*** Data for this exercise Section Begins ***

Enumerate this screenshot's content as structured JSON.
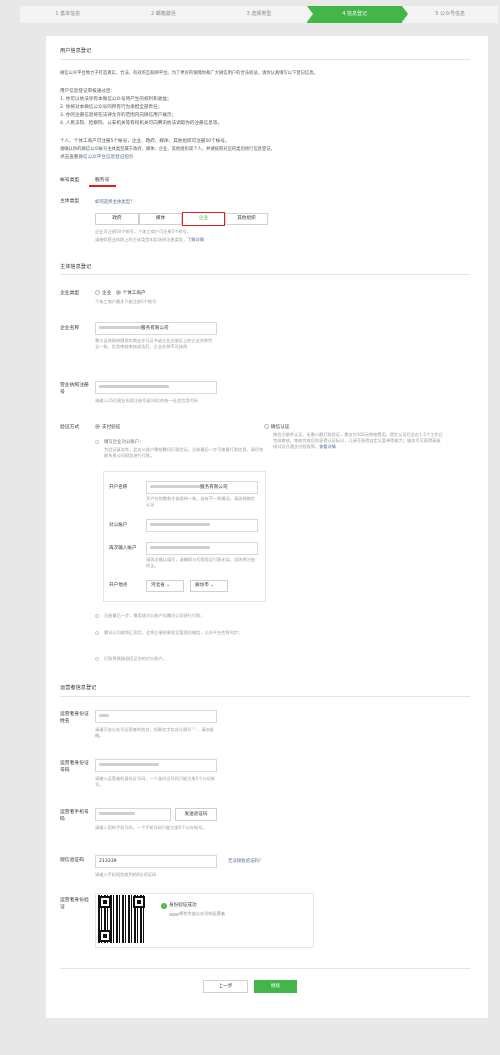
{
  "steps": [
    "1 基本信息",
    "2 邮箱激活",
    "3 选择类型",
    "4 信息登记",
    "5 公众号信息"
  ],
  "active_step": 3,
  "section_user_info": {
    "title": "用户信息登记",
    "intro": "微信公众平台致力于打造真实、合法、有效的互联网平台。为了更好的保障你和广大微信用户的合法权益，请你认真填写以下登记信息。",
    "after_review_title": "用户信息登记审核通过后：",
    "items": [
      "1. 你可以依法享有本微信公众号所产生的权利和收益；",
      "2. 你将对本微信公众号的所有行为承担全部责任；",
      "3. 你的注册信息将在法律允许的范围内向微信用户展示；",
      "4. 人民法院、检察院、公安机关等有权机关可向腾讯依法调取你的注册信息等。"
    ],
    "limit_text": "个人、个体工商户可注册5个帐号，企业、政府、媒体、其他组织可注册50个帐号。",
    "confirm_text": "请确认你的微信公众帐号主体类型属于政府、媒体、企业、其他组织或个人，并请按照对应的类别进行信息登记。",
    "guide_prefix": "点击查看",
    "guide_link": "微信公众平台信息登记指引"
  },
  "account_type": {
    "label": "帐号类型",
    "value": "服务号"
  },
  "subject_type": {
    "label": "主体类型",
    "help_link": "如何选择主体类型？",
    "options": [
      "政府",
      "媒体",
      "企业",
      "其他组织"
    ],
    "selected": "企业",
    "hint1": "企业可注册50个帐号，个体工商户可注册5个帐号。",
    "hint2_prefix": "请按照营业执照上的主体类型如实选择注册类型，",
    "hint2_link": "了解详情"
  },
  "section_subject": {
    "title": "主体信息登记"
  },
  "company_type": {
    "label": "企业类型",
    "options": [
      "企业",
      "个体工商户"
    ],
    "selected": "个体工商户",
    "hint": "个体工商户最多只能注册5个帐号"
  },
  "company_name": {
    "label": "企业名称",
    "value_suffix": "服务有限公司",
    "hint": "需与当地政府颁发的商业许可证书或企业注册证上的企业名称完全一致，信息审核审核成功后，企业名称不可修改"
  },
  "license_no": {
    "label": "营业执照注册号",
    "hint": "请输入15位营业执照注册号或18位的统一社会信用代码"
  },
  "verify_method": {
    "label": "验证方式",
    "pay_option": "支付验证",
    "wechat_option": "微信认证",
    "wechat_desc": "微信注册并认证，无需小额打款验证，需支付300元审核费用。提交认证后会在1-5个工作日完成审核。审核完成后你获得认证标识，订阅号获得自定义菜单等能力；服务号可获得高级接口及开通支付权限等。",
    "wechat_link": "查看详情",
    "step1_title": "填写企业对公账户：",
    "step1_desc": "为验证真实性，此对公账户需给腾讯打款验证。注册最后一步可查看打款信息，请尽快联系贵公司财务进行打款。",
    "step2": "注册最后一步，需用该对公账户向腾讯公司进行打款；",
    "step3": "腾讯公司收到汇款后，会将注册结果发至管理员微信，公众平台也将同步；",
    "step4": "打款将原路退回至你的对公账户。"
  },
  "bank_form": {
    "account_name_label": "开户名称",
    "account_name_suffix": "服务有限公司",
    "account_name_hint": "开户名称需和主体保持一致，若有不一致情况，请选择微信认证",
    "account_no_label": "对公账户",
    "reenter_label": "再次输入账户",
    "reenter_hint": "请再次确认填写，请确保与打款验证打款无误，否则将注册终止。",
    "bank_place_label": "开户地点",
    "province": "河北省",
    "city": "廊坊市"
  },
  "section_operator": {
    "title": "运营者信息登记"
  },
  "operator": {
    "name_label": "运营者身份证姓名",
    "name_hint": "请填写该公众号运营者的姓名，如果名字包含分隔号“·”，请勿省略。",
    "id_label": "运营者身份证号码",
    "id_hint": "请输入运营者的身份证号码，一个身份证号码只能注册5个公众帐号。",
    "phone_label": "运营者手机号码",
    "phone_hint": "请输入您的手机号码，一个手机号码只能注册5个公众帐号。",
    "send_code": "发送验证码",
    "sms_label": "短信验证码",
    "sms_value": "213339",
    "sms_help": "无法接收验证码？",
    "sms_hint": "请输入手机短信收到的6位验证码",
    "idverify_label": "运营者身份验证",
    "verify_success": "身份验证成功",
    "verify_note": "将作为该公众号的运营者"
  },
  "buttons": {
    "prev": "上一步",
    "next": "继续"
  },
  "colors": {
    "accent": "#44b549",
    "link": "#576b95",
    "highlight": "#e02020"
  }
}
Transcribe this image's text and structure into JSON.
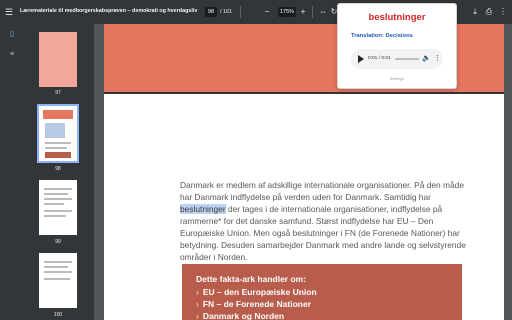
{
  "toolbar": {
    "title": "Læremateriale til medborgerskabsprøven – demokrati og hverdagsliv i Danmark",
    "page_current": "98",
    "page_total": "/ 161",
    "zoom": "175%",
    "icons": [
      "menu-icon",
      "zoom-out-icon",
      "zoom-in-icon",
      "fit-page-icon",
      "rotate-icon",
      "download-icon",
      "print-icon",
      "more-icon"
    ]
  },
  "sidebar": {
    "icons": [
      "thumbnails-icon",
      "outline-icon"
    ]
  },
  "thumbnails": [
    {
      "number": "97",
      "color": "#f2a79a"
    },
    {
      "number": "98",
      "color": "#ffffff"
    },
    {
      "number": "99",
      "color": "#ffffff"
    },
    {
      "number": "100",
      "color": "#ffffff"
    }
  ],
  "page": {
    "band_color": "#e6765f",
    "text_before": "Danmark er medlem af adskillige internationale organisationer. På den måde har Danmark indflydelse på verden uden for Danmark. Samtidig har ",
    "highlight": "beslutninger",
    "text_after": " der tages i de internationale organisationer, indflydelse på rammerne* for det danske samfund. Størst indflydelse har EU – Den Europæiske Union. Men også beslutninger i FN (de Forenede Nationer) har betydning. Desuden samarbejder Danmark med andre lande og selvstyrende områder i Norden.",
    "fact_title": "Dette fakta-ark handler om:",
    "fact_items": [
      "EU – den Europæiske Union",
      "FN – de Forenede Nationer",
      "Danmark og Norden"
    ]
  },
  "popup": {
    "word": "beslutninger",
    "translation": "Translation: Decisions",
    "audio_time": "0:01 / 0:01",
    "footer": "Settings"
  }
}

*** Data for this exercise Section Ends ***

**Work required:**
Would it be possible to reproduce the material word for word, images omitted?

**Exercise answer:**
Enumerate this screenshot's content as structured JSON.
{
  "steps": [
    "1 基本信息",
    "2 邮箱激活",
    "3 选择类型",
    "4 信息登记",
    "5 公众号信息"
  ],
  "active_step": 3,
  "section_user_info": {
    "title": "用户信息登记",
    "intro": "微信公众平台致力于打造真实、合法、有效的互联网平台。为了更好的保障你和广大微信用户的合法权益，请你认真填写以下登记信息。",
    "after_review_title": "用户信息登记审核通过后：",
    "items": [
      "1. 你可以依法享有本微信公众号所产生的权利和收益；",
      "2. 你将对本微信公众号的所有行为承担全部责任；",
      "3. 你的注册信息将在法律允许的范围内向微信用户展示；",
      "4. 人民法院、检察院、公安机关等有权机关可向腾讯依法调取你的注册信息等。"
    ],
    "limit_text": "个人、个体工商户可注册5个帐号，企业、政府、媒体、其他组织可注册50个帐号。",
    "confirm_text": "请确认你的微信公众帐号主体类型属于政府、媒体、企业、其他组织或个人，并请按照对应的类别进行信息登记。",
    "guide_prefix": "点击查看",
    "guide_link": "微信公众平台信息登记指引"
  },
  "account_type": {
    "label": "帐号类型",
    "value": "服务号"
  },
  "subject_type": {
    "label": "主体类型",
    "help_link": "如何选择主体类型？",
    "options": [
      "政府",
      "媒体",
      "企业",
      "其他组织"
    ],
    "selected": "企业",
    "hint1": "企业可注册50个帐号，个体工商户可注册5个帐号。",
    "hint2_prefix": "请按照营业执照上的主体类型如实选择注册类型，",
    "hint2_link": "了解详情"
  },
  "section_subject": {
    "title": "主体信息登记"
  },
  "company_type": {
    "label": "企业类型",
    "options": [
      "企业",
      "个体工商户"
    ],
    "selected": "个体工商户",
    "hint": "个体工商户最多只能注册5个帐号"
  },
  "company_name": {
    "label": "企业名称",
    "value_suffix": "服务有限公司",
    "hint": "需与当地政府颁发的商业许可证书或企业注册证上的企业名称完全一致，信息审核审核成功后，企业名称不可修改"
  },
  "license_no": {
    "label": "营业执照注册号",
    "hint": "请输入15位营业执照注册号或18位的统一社会信用代码"
  },
  "verify_method": {
    "label": "验证方式",
    "pay_option": "支付验证",
    "wechat_option": "微信认证",
    "wechat_desc": "微信注册并认证，无需小额打款验证，需支付300元审核费用。提交认证后会在1-5个工作日完成审核。审核完成后你获得认证标识，订阅号获得自定义菜单等能力；服务号可获得高级接口及开通支付权限等。",
    "wechat_link": "查看详情",
    "step1_title": "填写企业对公账户：",
    "step1_desc": "为验证真实性，此对公账户需给腾讯打款验证。注册最后一步可查看打款信息，请尽快联系贵公司财务进行打款。",
    "step2": "注册最后一步，需用该对公账户向腾讯公司进行打款；",
    "step3": "腾讯公司收到汇款后，会将注册结果发至管理员微信，公众平台也将同步；",
    "step4": "打款将原路退回至你的对公账户。"
  },
  "bank_form": {
    "account_name_label": "开户名称",
    "account_name_suffix": "服务有限公司",
    "account_name_hint": "开户名称需和主体保持一致，若有不一致情况，请选择微信认证",
    "account_no_label": "对公账户",
    "reenter_label": "再次输入账户",
    "reenter_hint": "请再次确认填写，请确保与打款验证打款无误，否则将注册终止。",
    "bank_place_label": "开户地点",
    "province": "河北省",
    "city": "廊坊市"
  },
  "section_operator": {
    "title": "运营者信息登记"
  },
  "operator": {
    "name_label": "运营者身份证姓名",
    "name_hint": "请填写该公众号运营者的姓名，如果名字包含分隔号“·”，请勿省略。",
    "id_label": "运营者身份证号码",
    "id_hint": "请输入运营者的身份证号码，一个身份证号码只能注册5个公众帐号。",
    "phone_label": "运营者手机号码",
    "phone_hint": "请输入您的手机号码，一个手机号码只能注册5个公众帐号。",
    "send_code": "发送验证码",
    "sms_label": "短信验证码",
    "sms_value": "213339",
    "sms_help": "无法接收验证码？",
    "sms_hint": "请输入手机短信收到的6位验证码",
    "idverify_label": "运营者身份验证",
    "verify_success": "身份验证成功",
    "verify_note": "将作为该公众号的运营者"
  },
  "buttons": {
    "prev": "上一步",
    "next": "继续"
  },
  "colors": {
    "accent": "#44b549",
    "link": "#576b95",
    "highlight": "#e02020"
  }
}
Transcribe this image's text and structure into JSON.
{
  "toolbar": {
    "title": "Læremateriale til medborgerskabsprøven – demokrati og hverdagsliv i Danmark",
    "page_current": "98",
    "page_total": "/ 161",
    "zoom": "175%",
    "icons": [
      "menu-icon",
      "zoom-out-icon",
      "zoom-in-icon",
      "fit-page-icon",
      "rotate-icon",
      "download-icon",
      "print-icon",
      "more-icon"
    ]
  },
  "sidebar": {
    "icons": [
      "thumbnails-icon",
      "outline-icon"
    ]
  },
  "thumbnails": [
    {
      "number": "97",
      "color": "#f2a79a"
    },
    {
      "number": "98",
      "color": "#ffffff"
    },
    {
      "number": "99",
      "color": "#ffffff"
    },
    {
      "number": "100",
      "color": "#ffffff"
    }
  ],
  "page": {
    "band_color": "#e6765f",
    "text_before": "Danmark er medlem af adskillige internationale organisationer. På den måde har Danmark indflydelse på verden uden for Danmark. Samtidig har ",
    "highlight": "beslutninger",
    "text_after": " der tages i de internationale organisationer, indflydelse på rammerne* for det danske samfund. Størst indflydelse har EU – Den Europæiske Union. Men også beslutninger i FN (de Forenede Nationer) har betydning. Desuden samarbejder Danmark med andre lande og selvstyrende områder i Norden.",
    "fact_title": "Dette fakta-ark handler om:",
    "fact_items": [
      "EU – den Europæiske Union",
      "FN – de Forenede Nationer",
      "Danmark og Norden"
    ]
  },
  "popup": {
    "word": "beslutninger",
    "translation": "Translation: Decisions",
    "audio_time": "0:01 / 0:01",
    "footer": "Settings"
  }
}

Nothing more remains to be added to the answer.